● TASK INSTRUCTIONS: Write out all of the records precisely. Skip anything that is a picture.

● DATA FOR PROCESSING:
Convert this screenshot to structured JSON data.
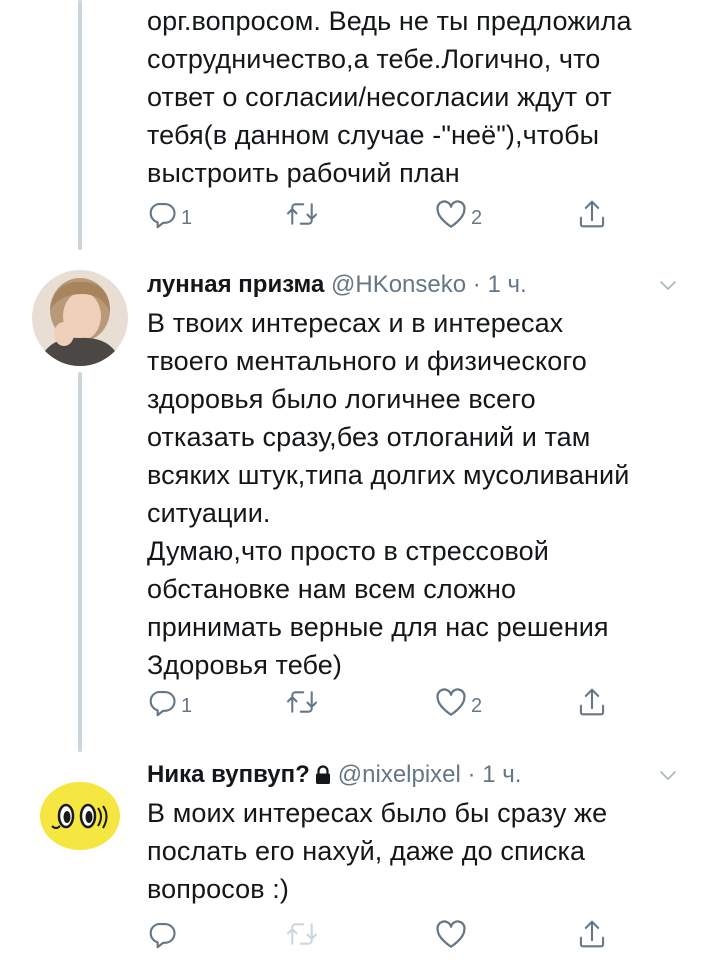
{
  "tweets": [
    {
      "text": "орг.вопросом. Ведь не ты предложила\nсотрудничество,а тебе.Логично, что\nответ о согласии/несогласии ждут от\nтебя(в данном случае -\"неё\"),чтобы\nвыстроить рабочий план",
      "reply_count": "1",
      "like_count": "2"
    },
    {
      "name": "лунная призма",
      "handle": "@HKonseko",
      "dot": "·",
      "time": "1 ч.",
      "text": "В твоих интересах и в интересах\nтвоего ментального и физического\nздоровья было логичнее всего\nотказать сразу,без отлоганий и там\nвсяких штук,типа долгих мусоливаний\nситуации.\nДумаю,что просто в стрессовой\nобстановке нам всем сложно\nпринимать верные для нас решения\nЗдоровья тебе)",
      "reply_count": "1",
      "like_count": "2"
    },
    {
      "name": "Ника вупвуп?",
      "handle": "@nixelpixel",
      "dot": "·",
      "time": "1 ч.",
      "text": "В моих интересах было бы сразу же\nпослать его нахуй, даже до списка\nвопросов :)",
      "reply_count": "",
      "like_count": ""
    }
  ],
  "icons": {
    "reply": "reply-icon",
    "retweet": "retweet-icon",
    "like": "heart-icon",
    "share": "share-icon",
    "caret": "chevron-down-icon",
    "lock": "lock-icon"
  },
  "colors": {
    "text": "#14171a",
    "secondary": "#657786",
    "thread_line": "#ccd6dd",
    "divider": "#e6ecf0",
    "retweet_disabled": "#ccd6dd",
    "avatar_yellow": "#f5e642"
  }
}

● OUTPUT FOR THIS TASK:
Convert this screenshot to structured JSON data.
{
  "tweets": [
    {
      "text": "орг.вопросом. Ведь не ты предложила\nсотрудничество,а тебе.Логично, что\nответ о согласии/несогласии ждут от\nтебя(в данном случае -\"неё\"),чтобы\nвыстроить рабочий план",
      "reply_count": "1",
      "like_count": "2"
    },
    {
      "name": "лунная призма",
      "handle": "@HKonseko",
      "dot": "·",
      "time": "1 ч.",
      "text": "В твоих интересах и в интересах\nтвоего ментального и физического\nздоровья было логичнее всего\nотказать сразу,без отлоганий и там\nвсяких штук,типа долгих мусоливаний\nситуации.\nДумаю,что просто в стрессовой\nобстановке нам всем сложно\nпринимать верные для нас решения\nЗдоровья тебе)",
      "reply_count": "1",
      "like_count": "2"
    },
    {
      "name": "Ника вупвуп?",
      "handle": "@nixelpixel",
      "dot": "·",
      "time": "1 ч.",
      "text": "В моих интересах было бы сразу же\nпослать его нахуй, даже до списка\nвопросов :)",
      "reply_count": "",
      "like_count": ""
    }
  ],
  "icons": {
    "reply": "reply-icon",
    "retweet": "retweet-icon",
    "like": "heart-icon",
    "share": "share-icon",
    "caret": "chevron-down-icon",
    "lock": "lock-icon"
  },
  "colors": {
    "text": "#14171a",
    "secondary": "#657786",
    "thread_line": "#ccd6dd",
    "divider": "#e6ecf0",
    "retweet_disabled": "#ccd6dd",
    "avatar_yellow": "#f5e642"
  }
}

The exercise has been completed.